(Yorkville Jail; Old Jail) Built in 1828 by Thomas B. Hoover, the Yorkville Jail is attributed to Robert Mills. Characteristic of his style, the jail was built at a time when Mills was living in South Carolina and may have been one of his designs. The three-story building with its fine proportions and detailed brickwork is an exceptional example of small town prison architecture. Characteristic of Mills’ style are details of the building such as brick arches, a semi-circular fanlight, matching false window recesses, and an overall concern for proportion and symmetry. In 1853 William A. Latta purchased the property and gave it to his daughter Annie Latta Wilson. Converted into a residence, the building was known as the Wilson House. The brick building was again used as a jail during Reconstruction when Federal troops, stationed in York County for 16 years, imprisoned Ku Klux Klan members. The area was a stronghold of Klan activity. During these years, the old jail at York held many Klan members and was referred to locally as the “United States Hotel.” Listed in the National Register November 20, 1974.
View the complete text of the nomination form for this National Register property.

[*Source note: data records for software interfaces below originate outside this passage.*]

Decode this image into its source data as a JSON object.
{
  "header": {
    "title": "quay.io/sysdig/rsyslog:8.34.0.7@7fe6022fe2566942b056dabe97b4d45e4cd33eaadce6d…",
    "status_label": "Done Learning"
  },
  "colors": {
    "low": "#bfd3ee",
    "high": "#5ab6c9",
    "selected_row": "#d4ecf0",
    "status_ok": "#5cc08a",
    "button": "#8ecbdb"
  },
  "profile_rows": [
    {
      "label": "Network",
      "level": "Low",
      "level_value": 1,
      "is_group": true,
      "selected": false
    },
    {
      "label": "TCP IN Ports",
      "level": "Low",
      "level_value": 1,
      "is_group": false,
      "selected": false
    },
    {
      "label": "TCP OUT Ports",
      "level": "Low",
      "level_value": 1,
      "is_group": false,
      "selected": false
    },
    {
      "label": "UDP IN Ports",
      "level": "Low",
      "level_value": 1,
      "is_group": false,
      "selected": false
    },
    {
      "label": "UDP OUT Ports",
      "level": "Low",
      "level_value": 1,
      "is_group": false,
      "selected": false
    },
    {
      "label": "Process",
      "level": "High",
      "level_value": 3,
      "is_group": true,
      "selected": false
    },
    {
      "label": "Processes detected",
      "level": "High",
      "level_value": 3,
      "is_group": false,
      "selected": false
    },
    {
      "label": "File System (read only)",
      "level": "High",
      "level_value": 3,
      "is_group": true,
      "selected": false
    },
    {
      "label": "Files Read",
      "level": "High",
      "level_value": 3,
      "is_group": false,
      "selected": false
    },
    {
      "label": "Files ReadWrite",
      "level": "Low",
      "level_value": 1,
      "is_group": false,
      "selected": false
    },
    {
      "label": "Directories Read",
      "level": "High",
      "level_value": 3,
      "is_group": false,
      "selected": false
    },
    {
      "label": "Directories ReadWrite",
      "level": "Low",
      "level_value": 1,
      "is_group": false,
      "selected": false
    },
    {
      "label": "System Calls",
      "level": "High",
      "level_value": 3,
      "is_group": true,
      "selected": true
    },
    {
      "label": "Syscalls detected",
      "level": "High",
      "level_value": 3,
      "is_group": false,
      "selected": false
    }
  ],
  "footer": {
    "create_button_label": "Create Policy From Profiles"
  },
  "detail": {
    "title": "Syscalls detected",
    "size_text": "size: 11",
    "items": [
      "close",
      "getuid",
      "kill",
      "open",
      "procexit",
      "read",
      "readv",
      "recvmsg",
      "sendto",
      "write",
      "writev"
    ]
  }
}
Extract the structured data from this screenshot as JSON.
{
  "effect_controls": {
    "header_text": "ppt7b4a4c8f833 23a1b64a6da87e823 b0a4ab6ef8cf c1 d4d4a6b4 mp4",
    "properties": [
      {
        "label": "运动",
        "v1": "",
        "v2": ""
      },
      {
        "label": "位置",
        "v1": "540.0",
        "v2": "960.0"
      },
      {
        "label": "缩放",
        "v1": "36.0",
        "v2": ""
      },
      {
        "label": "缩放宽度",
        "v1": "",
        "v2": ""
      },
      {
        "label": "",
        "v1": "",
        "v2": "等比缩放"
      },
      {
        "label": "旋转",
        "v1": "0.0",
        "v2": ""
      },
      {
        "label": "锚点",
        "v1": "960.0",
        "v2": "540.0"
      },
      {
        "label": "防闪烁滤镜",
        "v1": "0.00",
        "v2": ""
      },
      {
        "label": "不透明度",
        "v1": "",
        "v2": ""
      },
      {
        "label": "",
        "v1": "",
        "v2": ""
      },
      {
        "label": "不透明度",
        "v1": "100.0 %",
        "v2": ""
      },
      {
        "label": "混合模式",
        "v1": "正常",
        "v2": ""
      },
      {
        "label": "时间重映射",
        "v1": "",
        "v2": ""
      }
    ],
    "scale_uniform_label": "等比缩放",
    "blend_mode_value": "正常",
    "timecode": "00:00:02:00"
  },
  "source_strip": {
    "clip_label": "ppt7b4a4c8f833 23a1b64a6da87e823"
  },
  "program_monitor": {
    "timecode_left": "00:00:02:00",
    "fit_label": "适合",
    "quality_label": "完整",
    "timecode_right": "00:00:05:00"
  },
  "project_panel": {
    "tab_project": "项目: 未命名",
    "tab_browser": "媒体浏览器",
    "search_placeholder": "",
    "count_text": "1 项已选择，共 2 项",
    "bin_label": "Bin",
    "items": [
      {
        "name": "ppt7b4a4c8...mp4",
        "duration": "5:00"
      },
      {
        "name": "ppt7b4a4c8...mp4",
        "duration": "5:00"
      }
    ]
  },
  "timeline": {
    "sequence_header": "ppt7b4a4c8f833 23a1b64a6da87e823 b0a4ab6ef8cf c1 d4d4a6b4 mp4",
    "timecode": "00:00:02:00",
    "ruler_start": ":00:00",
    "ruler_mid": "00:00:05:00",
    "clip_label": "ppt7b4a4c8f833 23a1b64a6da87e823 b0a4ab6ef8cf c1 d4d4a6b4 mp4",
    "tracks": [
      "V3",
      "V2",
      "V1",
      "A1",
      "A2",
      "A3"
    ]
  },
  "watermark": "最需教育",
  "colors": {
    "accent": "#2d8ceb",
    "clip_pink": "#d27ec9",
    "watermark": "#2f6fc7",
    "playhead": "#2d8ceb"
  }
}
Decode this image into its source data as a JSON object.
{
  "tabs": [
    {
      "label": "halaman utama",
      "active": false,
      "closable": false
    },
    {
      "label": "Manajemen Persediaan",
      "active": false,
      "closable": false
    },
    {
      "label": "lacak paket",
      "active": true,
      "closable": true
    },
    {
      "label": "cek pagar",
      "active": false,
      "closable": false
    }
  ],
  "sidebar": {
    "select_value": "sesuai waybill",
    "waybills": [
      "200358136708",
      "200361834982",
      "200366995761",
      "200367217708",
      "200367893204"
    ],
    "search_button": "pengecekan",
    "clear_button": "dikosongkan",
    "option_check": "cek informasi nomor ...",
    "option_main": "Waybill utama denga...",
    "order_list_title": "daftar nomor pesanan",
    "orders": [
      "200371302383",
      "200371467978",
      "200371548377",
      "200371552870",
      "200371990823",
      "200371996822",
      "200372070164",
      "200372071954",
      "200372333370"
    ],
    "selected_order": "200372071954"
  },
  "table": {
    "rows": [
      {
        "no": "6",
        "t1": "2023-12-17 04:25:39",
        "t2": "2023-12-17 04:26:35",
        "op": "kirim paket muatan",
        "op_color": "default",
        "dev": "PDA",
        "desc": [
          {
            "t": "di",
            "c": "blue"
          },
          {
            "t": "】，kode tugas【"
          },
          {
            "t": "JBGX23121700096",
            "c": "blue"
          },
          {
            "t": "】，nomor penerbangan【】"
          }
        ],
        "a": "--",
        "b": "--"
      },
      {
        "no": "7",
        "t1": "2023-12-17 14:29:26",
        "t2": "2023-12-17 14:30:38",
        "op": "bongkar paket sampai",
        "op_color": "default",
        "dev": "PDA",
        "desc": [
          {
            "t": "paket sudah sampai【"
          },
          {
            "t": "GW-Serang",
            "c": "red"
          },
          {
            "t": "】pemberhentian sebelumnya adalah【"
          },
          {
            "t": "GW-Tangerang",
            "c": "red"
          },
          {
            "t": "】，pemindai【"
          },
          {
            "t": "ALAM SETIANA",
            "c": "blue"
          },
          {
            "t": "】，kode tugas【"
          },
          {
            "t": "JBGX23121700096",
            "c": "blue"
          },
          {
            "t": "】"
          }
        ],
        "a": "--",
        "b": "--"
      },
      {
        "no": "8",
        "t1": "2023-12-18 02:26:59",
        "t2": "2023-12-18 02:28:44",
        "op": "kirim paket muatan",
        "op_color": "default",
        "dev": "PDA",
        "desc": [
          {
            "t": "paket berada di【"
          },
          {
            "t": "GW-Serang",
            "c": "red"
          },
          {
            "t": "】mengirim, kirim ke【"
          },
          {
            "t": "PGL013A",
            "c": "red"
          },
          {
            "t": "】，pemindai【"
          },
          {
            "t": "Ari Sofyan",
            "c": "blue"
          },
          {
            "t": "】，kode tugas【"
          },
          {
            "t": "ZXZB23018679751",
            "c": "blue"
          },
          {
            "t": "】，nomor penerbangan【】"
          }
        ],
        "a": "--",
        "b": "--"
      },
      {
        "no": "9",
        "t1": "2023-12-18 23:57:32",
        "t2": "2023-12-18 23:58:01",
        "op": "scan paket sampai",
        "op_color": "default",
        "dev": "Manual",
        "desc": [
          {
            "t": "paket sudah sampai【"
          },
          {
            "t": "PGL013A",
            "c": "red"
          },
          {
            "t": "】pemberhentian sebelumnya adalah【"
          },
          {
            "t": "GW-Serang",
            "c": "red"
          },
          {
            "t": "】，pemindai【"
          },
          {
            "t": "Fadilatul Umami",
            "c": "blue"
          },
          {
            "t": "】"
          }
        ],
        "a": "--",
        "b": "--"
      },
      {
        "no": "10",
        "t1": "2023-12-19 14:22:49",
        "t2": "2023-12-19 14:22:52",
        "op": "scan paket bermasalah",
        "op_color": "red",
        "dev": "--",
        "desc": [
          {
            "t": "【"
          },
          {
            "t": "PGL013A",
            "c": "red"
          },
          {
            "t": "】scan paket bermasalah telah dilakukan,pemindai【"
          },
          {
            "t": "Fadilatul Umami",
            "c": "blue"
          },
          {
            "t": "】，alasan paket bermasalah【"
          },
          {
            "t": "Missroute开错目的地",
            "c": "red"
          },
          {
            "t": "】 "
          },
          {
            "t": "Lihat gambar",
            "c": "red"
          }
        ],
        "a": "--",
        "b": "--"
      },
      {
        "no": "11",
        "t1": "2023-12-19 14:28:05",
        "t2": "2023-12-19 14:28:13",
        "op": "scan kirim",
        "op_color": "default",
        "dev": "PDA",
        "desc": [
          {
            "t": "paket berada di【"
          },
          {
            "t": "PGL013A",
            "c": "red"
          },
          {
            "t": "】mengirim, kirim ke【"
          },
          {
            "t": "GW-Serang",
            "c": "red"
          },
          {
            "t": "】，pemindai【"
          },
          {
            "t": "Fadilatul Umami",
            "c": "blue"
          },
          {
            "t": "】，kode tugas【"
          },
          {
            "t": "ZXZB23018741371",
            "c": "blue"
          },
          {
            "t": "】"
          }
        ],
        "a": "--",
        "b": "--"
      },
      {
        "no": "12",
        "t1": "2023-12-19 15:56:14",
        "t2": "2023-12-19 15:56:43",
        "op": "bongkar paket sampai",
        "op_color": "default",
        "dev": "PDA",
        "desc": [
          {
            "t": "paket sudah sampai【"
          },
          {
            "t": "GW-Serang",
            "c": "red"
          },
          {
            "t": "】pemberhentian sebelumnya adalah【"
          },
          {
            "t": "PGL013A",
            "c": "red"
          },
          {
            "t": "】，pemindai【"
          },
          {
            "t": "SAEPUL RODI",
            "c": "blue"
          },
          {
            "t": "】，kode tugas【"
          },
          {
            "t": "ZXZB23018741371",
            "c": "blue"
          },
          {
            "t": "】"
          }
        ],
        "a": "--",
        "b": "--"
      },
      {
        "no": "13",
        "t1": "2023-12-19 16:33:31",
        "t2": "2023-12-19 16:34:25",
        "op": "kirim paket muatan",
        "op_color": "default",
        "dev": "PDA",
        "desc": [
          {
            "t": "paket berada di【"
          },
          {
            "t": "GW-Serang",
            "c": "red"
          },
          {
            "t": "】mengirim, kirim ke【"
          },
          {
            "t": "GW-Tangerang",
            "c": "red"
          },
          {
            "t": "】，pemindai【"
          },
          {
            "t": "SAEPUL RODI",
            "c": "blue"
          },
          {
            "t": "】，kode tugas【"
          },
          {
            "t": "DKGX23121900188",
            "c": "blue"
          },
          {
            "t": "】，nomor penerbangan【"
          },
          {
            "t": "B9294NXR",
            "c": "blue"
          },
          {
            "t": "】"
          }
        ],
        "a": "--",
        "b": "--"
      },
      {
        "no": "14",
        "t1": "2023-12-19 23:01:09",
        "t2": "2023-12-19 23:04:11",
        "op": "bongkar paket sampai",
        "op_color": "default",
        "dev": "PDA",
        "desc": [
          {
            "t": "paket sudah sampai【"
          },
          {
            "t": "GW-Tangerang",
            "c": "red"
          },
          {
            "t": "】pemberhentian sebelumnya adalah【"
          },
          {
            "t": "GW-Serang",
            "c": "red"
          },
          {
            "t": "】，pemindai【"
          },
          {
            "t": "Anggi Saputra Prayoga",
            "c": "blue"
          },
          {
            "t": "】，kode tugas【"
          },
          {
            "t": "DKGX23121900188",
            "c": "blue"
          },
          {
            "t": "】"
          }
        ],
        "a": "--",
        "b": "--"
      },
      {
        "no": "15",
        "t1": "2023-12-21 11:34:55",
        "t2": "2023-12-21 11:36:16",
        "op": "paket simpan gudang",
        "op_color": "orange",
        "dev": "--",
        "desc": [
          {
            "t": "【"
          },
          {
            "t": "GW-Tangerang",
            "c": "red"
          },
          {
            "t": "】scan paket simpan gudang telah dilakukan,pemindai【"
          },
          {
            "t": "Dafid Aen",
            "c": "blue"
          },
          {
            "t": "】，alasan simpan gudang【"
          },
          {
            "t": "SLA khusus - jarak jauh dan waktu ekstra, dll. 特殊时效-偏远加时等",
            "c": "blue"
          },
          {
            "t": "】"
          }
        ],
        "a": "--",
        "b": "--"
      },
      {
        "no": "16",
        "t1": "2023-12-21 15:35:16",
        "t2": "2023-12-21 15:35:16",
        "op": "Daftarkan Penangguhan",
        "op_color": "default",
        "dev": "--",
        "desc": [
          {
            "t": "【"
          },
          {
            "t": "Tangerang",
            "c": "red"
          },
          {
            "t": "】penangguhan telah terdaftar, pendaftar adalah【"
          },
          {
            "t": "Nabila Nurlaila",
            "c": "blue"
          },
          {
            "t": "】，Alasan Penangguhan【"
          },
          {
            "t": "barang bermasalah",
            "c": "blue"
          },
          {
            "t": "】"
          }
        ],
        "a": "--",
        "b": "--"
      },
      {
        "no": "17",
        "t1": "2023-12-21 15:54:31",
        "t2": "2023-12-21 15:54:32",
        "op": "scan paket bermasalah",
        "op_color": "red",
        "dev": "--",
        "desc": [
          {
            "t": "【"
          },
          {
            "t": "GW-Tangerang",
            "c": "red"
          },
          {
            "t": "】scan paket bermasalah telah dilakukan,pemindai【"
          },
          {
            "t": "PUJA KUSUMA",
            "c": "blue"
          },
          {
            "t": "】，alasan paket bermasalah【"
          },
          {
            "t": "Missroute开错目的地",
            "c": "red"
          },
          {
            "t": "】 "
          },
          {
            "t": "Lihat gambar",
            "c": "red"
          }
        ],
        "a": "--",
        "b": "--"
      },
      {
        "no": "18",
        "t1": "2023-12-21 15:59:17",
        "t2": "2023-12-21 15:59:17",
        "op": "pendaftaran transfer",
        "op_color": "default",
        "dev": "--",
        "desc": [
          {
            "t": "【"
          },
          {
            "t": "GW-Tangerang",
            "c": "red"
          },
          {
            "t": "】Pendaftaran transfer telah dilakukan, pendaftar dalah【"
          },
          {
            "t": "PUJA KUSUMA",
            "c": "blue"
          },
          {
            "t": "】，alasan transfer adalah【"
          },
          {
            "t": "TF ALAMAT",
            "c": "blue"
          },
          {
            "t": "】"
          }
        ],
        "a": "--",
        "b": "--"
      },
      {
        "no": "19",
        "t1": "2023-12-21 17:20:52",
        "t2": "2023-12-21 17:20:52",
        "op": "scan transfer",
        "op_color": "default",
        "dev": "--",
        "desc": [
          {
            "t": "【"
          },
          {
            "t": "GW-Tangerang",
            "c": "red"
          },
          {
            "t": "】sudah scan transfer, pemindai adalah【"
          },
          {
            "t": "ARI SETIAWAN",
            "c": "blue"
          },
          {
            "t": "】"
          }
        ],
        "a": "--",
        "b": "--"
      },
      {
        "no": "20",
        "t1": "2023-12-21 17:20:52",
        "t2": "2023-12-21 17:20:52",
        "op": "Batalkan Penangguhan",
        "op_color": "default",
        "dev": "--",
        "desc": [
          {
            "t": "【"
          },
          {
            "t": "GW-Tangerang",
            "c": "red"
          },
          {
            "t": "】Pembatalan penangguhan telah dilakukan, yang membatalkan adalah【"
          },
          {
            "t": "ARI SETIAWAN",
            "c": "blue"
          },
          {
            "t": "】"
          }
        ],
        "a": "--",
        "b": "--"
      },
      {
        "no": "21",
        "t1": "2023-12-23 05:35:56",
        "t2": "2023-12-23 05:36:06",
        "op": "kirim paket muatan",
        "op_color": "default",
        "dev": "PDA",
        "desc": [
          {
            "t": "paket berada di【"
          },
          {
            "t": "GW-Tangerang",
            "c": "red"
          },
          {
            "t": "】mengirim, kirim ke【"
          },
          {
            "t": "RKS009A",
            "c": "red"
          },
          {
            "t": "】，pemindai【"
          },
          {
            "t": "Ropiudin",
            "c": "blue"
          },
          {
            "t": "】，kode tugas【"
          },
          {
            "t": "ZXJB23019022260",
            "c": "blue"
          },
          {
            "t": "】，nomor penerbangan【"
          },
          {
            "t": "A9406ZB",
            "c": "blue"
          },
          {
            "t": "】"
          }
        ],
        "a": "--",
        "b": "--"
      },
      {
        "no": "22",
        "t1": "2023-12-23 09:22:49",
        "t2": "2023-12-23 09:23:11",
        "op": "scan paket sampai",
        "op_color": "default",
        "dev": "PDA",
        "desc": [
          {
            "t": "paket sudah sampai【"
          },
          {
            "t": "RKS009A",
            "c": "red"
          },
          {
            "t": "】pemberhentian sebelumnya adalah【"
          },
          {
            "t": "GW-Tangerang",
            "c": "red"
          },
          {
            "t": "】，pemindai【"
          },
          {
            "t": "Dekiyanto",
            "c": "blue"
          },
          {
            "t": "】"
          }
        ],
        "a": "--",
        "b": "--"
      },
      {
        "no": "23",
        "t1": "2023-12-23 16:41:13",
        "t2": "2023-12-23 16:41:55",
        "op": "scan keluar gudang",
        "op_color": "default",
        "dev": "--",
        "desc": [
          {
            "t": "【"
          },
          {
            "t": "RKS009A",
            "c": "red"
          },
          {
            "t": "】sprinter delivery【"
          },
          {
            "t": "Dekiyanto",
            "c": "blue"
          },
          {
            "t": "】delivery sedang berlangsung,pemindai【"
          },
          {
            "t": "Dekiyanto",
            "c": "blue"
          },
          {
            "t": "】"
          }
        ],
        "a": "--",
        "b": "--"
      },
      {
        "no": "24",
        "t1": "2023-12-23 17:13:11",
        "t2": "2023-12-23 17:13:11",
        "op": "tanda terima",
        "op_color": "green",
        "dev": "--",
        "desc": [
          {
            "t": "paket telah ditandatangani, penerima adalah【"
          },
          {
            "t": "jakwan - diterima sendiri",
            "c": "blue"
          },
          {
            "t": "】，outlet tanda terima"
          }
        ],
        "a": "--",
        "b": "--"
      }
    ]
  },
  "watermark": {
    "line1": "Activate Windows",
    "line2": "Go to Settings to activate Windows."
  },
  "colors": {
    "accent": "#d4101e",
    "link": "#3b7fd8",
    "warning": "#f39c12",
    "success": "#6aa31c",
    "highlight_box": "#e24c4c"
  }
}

Most National Register properties are privately owned and are not open to the public. The privacy of owners should be respected. Not all properties retain the same integrity as when originally documented and listed in the National Register due to changes and modifications over time.
Images and texts on these pages are intended for research or educational use. Please read our statement on use and reproduction for further information on how to obtain a photocopy or how to cite an item.
Images provided by the South Carolina Department of Archives and History.